On November 26, 2013, the NASDAQ Stock Market LLC (Nasdaq) filed with the Securities and Exchange Commission (SEC) proposed amendments to its listing rules on compensation committee composition to, among other things, replace the current bright-line prohibition on the receipt of compensatory fees by compensation committee members with a requirement that a board of directors instead consider the receipt of such fees when determining eligibility for compensation committee membership. Absent action by the SEC to suspend or disapprove them, the amendments became effectively immediately upon filing.

The existing Nasdaq requirement, adopted in early 2013, prohibits the receipt of compensatory fees (other than director fees) by compensation committee members.   Nasdaq is amending Nasdaq Listing Rule 5605(d)(2)(A) to eliminate this strict prohibition and replace it with a requirement that in affirmatively determining the independence of any director who will serve on the compensation committee, a company’s board must consider the source of compensation of the director, including any consulting, advisory or other compensatory fee paid by the company to the director.1 Nasdaq is proposing the change in response to feedback from listed companies and others that the strict prohibition on compensatory fees was creating a burden on issuers and causing difficulty in recruiting eligible directors to serve on their boards. This change would harmonize Nasdaq’s compensation committee composition requirements with the more flexible rules of the NYSE. 
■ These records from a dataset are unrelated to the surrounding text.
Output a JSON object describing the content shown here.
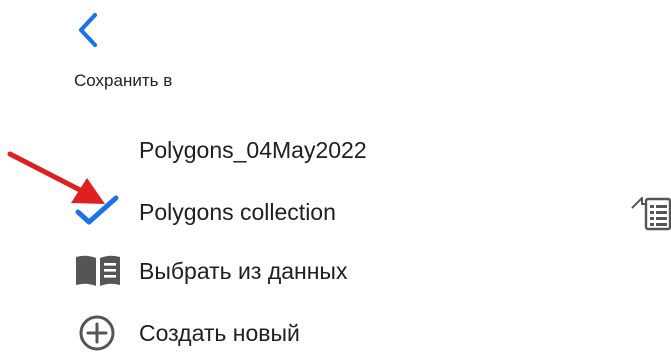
{
  "header": {
    "back_icon": "chevron-left-icon",
    "title": "Сохранить в"
  },
  "items": [
    {
      "label": "Polygons_04May2022",
      "icon": ""
    },
    {
      "label": "Polygons collection",
      "icon": "checkmark-icon",
      "selected": true,
      "trailing_icon": "layer-list-icon"
    },
    {
      "label": "Выбрать из данных",
      "icon": "book-icon"
    },
    {
      "label": "Создать новый",
      "icon": "plus-circle-icon"
    }
  ],
  "colors": {
    "accent": "#1a73e8",
    "arrow": "#e02020",
    "icon": "#555555"
  }
}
Nothwithstanding this change, compensation committee members must continue to be Independent Directors as defined under Nasdaq Listing Rule 5605(a)(2).  That Rule prohibits a director from being considered independent, if among other things, the director

  1. accepted any compensation from the company (excluding director fees and benefits under a tax-qualified retirement plan, or non-discretionary compensation) in excess of $120,000 during any period of twelve consecutive months within the prior three years; or  
  2. is a partner in, or a controlling shareholder or an executive officer of, any organization to which the company made, or from which the company received, payments for property or services in the current or any of the past three fiscal years that exceed 5% of the recipient’s consolidated gross revenues for that year, or $200,000, whichever is greater.
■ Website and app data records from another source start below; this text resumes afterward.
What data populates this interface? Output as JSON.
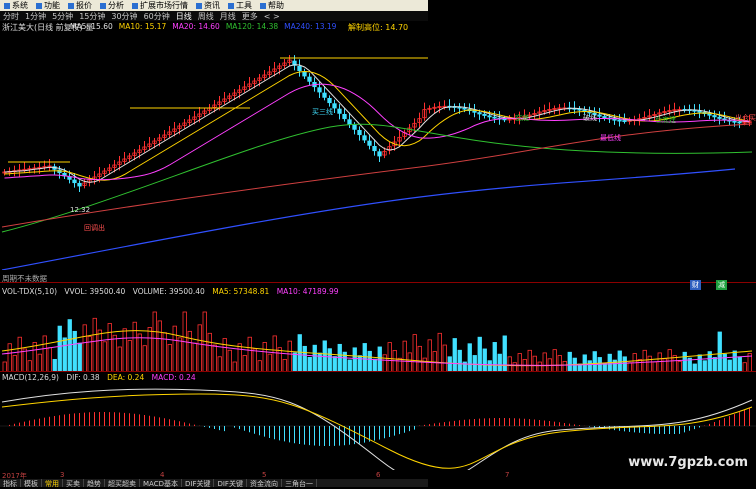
{
  "menubar": {
    "items": [
      "系统",
      "功能",
      "报价",
      "分析",
      "扩展市场行情",
      "资讯",
      "工具",
      "帮助"
    ]
  },
  "timeframes": {
    "items": [
      "分时",
      "1分钟",
      "5分钟",
      "15分钟",
      "30分钟",
      "60分钟",
      "日线",
      "周线",
      "月线",
      "更多"
    ],
    "active_index": 6,
    "arrows": "< >"
  },
  "title": {
    "stock": "浙江美大(日线 前复权) 量"
  },
  "ma_legend": [
    {
      "label": "MA5: 15.60",
      "color": "#e0e0e0"
    },
    {
      "label": "MA10: 15.17",
      "color": "#ffd400"
    },
    {
      "label": "MA20: 14.60",
      "color": "#ff40ff"
    },
    {
      "label": "MA120: 14.38",
      "color": "#30c030"
    },
    {
      "label": "MA240: 13.19",
      "color": "#3050ff"
    }
  ],
  "price_note": "解制高位: 14.70",
  "chart_labels": {
    "low_price": "12.32",
    "tag_buy": "买三线",
    "tag_huiliang": "回调出",
    "tag_low": "空底",
    "tag_mid": "破线",
    "tag_bottom": "最低线",
    "tag_right": "出仓买",
    "tag_blue": "仓底建",
    "no_future": "周期不未数据"
  },
  "badges": {
    "b1": "财",
    "b2": "减"
  },
  "volume": {
    "name": "VOL-TDX(5,10)",
    "vvol": "VVOL: 39500.40",
    "volume": "VOLUME: 39500.40",
    "ma5": "MA5: 57348.81",
    "ma10": "MA10: 47189.99"
  },
  "macd": {
    "name": "MACD(12,26,9)",
    "dif": "DIF: 0.38",
    "dea": "DEA: 0.24",
    "macd": "MACD: 0.24"
  },
  "dates": [
    {
      "label": "2017年",
      "color": "#c04040"
    },
    {
      "label": "3",
      "color": "#c04040"
    },
    {
      "label": "4",
      "color": "#c04040"
    },
    {
      "label": "5",
      "color": "#c04040"
    },
    {
      "label": "6",
      "color": "#c04040"
    },
    {
      "label": "7",
      "color": "#c04040"
    }
  ],
  "bottom_tabs": {
    "items": [
      "指标",
      "模板",
      "常用",
      "买卖",
      "趋势",
      "超买超卖",
      "MACD基本",
      "DIF关键",
      "DIF关键",
      "资金流向",
      "三角台一"
    ],
    "active_index": 2
  },
  "watermark": "www.7gpzb.com",
  "colors": {
    "up": "#ff3030",
    "down": "#40e0ff",
    "ma5": "#e0e0e0",
    "ma10": "#ffd400",
    "ma20": "#ff40ff",
    "ma120": "#30c030",
    "ma240": "#3050ff"
  }
}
However, solely for purposes of assessing a director’s eligibility to serve on the compensation committee, the proposed amendments would require the board of directors to consider all compensation received by the director, including amounts which fall below the above caps and including all director fees and benefits under a tax-qualified retirement plan, or non-discretionary compensation.

Nasdaq is also amending Listing Rule 5605(d)(2) and the related commentary in IM-5605-6 in several other respects: 

  1. The Rule will be further amended to specifically state that in “affirmatively determining the independence of any director who will serve on the compensation committee, the board of directors must consider all factors specifically relevant to determining whether a director has a relationship to the company which is material to that director’s ability to be independent from management in connection with the duties of a compensation committee member,” including but not limited to the source of director  compensation and director affiliations with the company, its subsidiaries and an affiliate of a subsidiary.  Nasdaq considers this change non-substantive and simply a clarification of the existing independence requirements.
  2. IM-5605-6 is being amended to state that:
  • when considering the sources of a director’s compensation in determining independence for purposes of compensation committee service, the board should consider whether the director receives compensation from any “person or entity” that would impair the director’s ability to make independent judgments about the company’s executive compensation; and
  • when considering any affiliate relationship a director has with the company, a subsidiary of the company, or an affiliate of a subsidiary of the company, in determining independence for purposes of compensation committee service, the board should consider whether the affiliate relationship places the director under the direct or indirect control of the company or its senior management, or creates a direct relationship between the director and members of senior management, in each case of a nature that would impair the director’s ability to make independent judgments about the company’s executive compensation.2

Effective Date and Comment Period.  Comments on the revised rule may be provided during a 21 day comment period from the date of publication in the Federal Register. Barring any action by the SEC to suspend or disapprove the proposals, the amendments were made effective immediately to enable listed companies to meet the deadline for complying with Nasdaq listing rules on compensation committee director independence, which remain the earlier of a company’s first annual meeting after January 15, 2014, or October 31, 2014.  Accordingly, Nasdaq believed it important to implement the proposed changes immediately, before companies propose changes to board and committee composition in connection with their 2014 annual meetings.

 Implications for Canadian Issuers

While Nasdaq-listed Canadian foreign private issuers are not required to comply with Nasdaq Listing Rule 5605(d) and instead may follow their home company practice, subject to disclosing in their annual report filed with the SEC (or if not required to file a Form 20-F with the SEC, disclosing on their web site) the ways in which their practices differ from the applicable exchange’s requirements, a number of Canadian foreign private issuers amended (or were in the process of amending) their compensation committee charters to comply with Nasdaq’s compensation committee composition rules.  If the Nasdaq rule changes are not disapproved or suspended by the SEC, those Canadian foreign private issuers will want to consider amending their charters again to take advantage of the increased flexibility afforded under the amended rules.